A total of 20 current or former New Orleans police officers have been charged this year in a series of Justice Department civil rights investigations. The probe of Glover's death was the first of those cases to be tried.
This isn't the first time federal authorities have tried to clean up the city's police department. The Justice Department launched a broad review of the force in the 1990s, when it was reeling from a string of lurid corruption cases. An officer, Antoinette Frank, was convicted of killing her patrol partner in a 1995 robbery. Another officer, Len Davis, was convicted of arranging the 1994 murder of Kim Groves, a woman who had filed a brutality complaint against him.
All five of the officers charged in the Glover case testified during the trial, describing the grueling, dangerous conditions they endured after the Aug. 29, 2005 storm, when thousands of desperate people were trapped in the flooded city.
Looting was rampant and bodies rotted on the streets for days because there was nowhere to take them, officers recalled. With lives on the line, the officers said they had no time to write reports or investigate anything but the most serious of crimes.
U.S. Attorney Jim Letten said the jury rejected the notion that stress from Katrina was a defense for the officers' actions.
"Tonight's verdict is a critical phase in the recovery and healing of this city, of the people of this region," Letten said.
The jury had to weigh the defendants' testimony against the words of several officers who admitted they initially lied to the FBI or a grand jury - or both - before cooperating with the government.
Warren, 47, said he was guarding a police substation at the mall and armed with his own assault rifle when Glover and a friend, Bernard Calloway, pulled up in what appeared to be a stolen truck. Warren claimed Glover and Calloway ran toward a gate that would have given them access to the building and ignored his commands to stop. He said he thought he saw a gun in Glover's hand before he fired one shot at him from a second-floor balcony.
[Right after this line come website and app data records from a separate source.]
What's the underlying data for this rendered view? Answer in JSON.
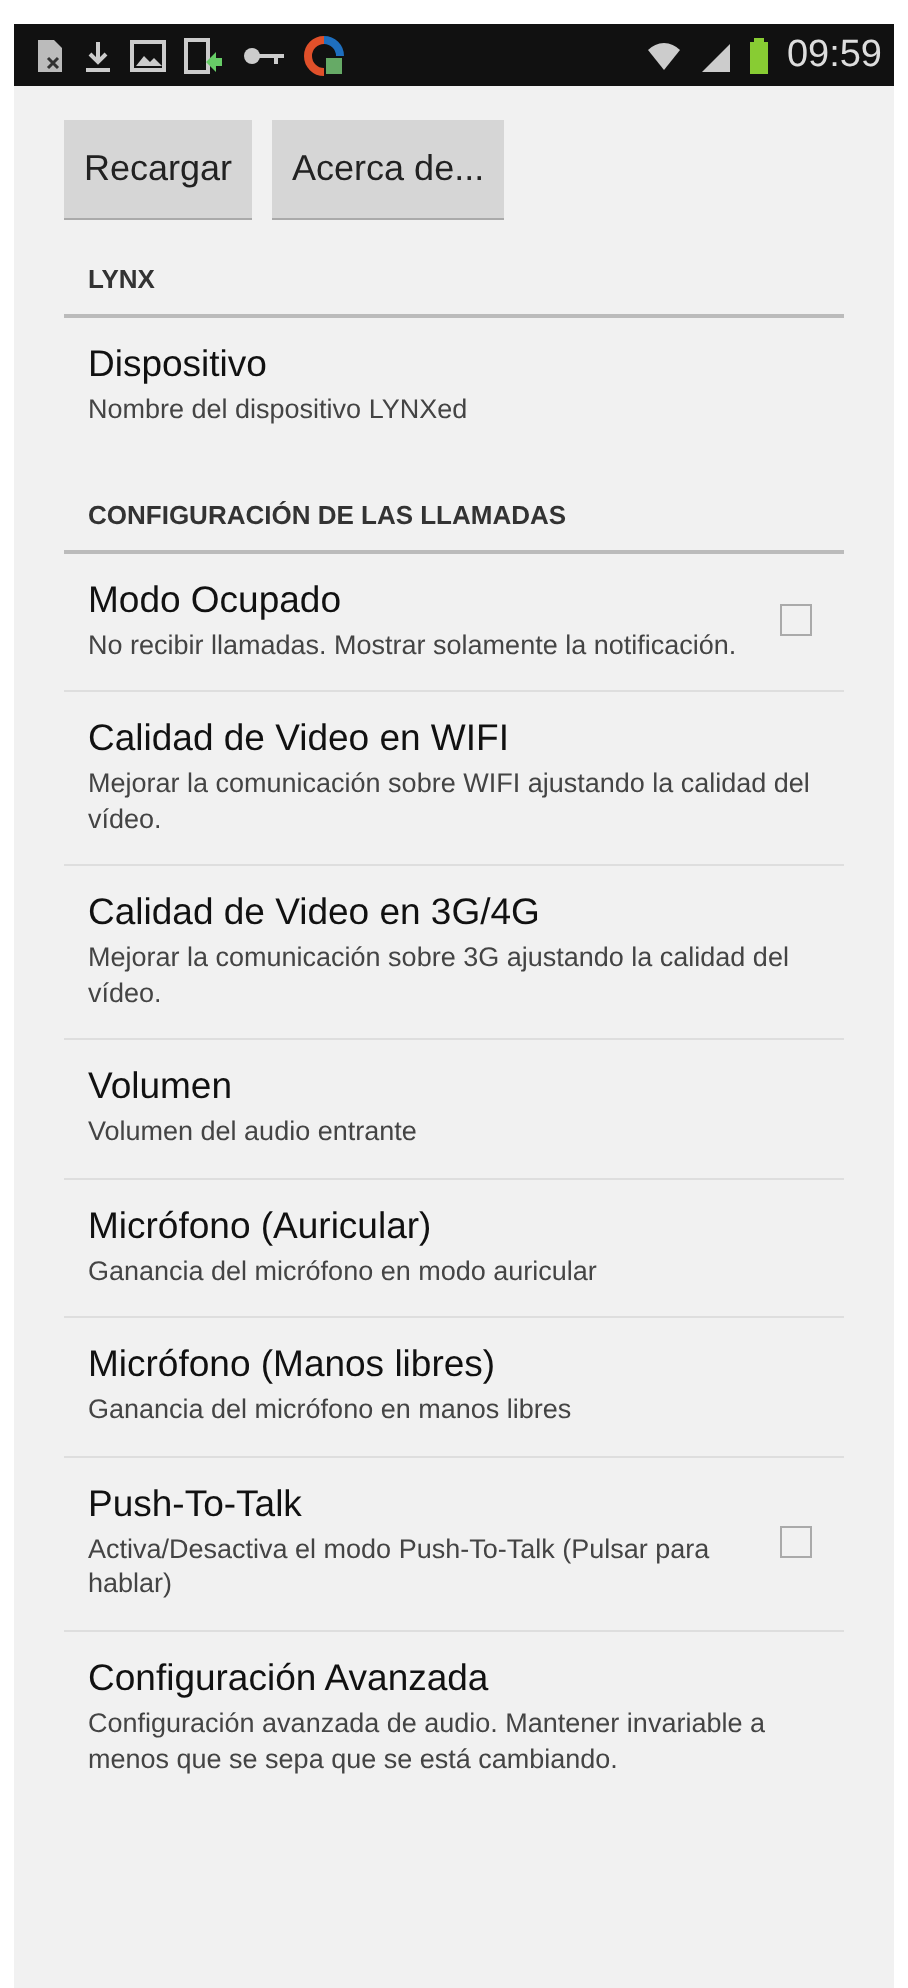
{
  "status_bar": {
    "time": "09:59"
  },
  "buttons": [
    {
      "label": "Recargar"
    },
    {
      "label": "Acerca de..."
    }
  ],
  "sections": [
    {
      "title": "LYNX",
      "items": [
        {
          "kind": "plain",
          "title": "Dispositivo",
          "summary": "Nombre del dispositivo LYNXed"
        }
      ]
    },
    {
      "title": "CONFIGURACIÓN DE LAS LLAMADAS",
      "items": [
        {
          "kind": "checkbox",
          "title": "Modo Ocupado",
          "summary": "No recibir llamadas. Mostrar solamente la notificación.",
          "checked": false
        },
        {
          "kind": "plain",
          "title": "Calidad de Video en WIFI",
          "summary": "Mejorar la comunicación sobre WIFI ajustando la calidad del vídeo."
        },
        {
          "kind": "plain",
          "title": "Calidad de Video en 3G/4G",
          "summary": "Mejorar la comunicación sobre 3G ajustando la calidad del vídeo."
        },
        {
          "kind": "plain",
          "title": "Volumen",
          "summary": "Volumen del audio entrante"
        },
        {
          "kind": "plain",
          "title": "Micrófono (Auricular)",
          "summary": "Ganancia del micrófono en modo auricular"
        },
        {
          "kind": "plain",
          "title": "Micrófono (Manos libres)",
          "summary": "Ganancia del micrófono en manos libres"
        },
        {
          "kind": "checkbox",
          "title": "Push-To-Talk",
          "summary": "Activa/Desactiva el modo Push-To-Talk (Pulsar para hablar)",
          "checked": false
        },
        {
          "kind": "plain",
          "title": "Configuración Avanzada",
          "summary": "Configuración avanzada de audio. Mantener invariable a menos que se sepa que se está cambiando."
        }
      ]
    }
  ]
}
But Warren's partner that day, Officer Linda Howard, testified Glover and Calloway weren't armed and didn't pose a threat. Calloway said he saw Glover leaning against the truck and lighting a cigarette, with his back facing the strip mall, just before he was shot.
It wasn't the only time Warren discharged his weapon that day. Earlier in the morning, Warren had fired a warning shot at a man on a bicycle. Warren said he felt threatened by the man because he kept circling and looking up at him.
After Warren shot Glover, a passing motorist, William Tanner, stopped and drove the wounded man, Calloway and Glover's brother, Edward King, to a school that members of the police department's SWAT team using in the storm's aftermath.
Tanner and Calloway testified they were ordered out of the car at gunpoint, handcuffed and beaten by officers who ignored their pleas to help Glover.
McRae, 49, admitted he drove Tanner's Chevrolet Malibu from the school to a nearby Mississippi River levee and set it on fire with Glover's body still in the back seat.
McRae said it was his idea to burn the car and did it because he was weary of seeing rotting corpses after the storm. Another officer testified he saw McRae laughing after he set the fire.
"We admitted he burned the car, because that's what he did," his attorney, Frank DeSalvo, said after the verdict. "What he denied was that he intended to violate anybody's civil rights.
Scheuermann, 48, said he was stunned when he saw McRae toss a flare into the front seat of the car and then shoot out the rear window to stoke the fire.
"Thank goodness that we had 12 jurors with the courage to vote their conscience in a climate like this," said Scheuermann's lawyer, Jeffrey Kearney.
Steven Lemoine, Italiano's attorney, said his client was a "terrific" police officer who served the city with distinction for nearly four decades.
"I think the jury saw him for who he is," he said.
McCabe's lawyers declined to comment.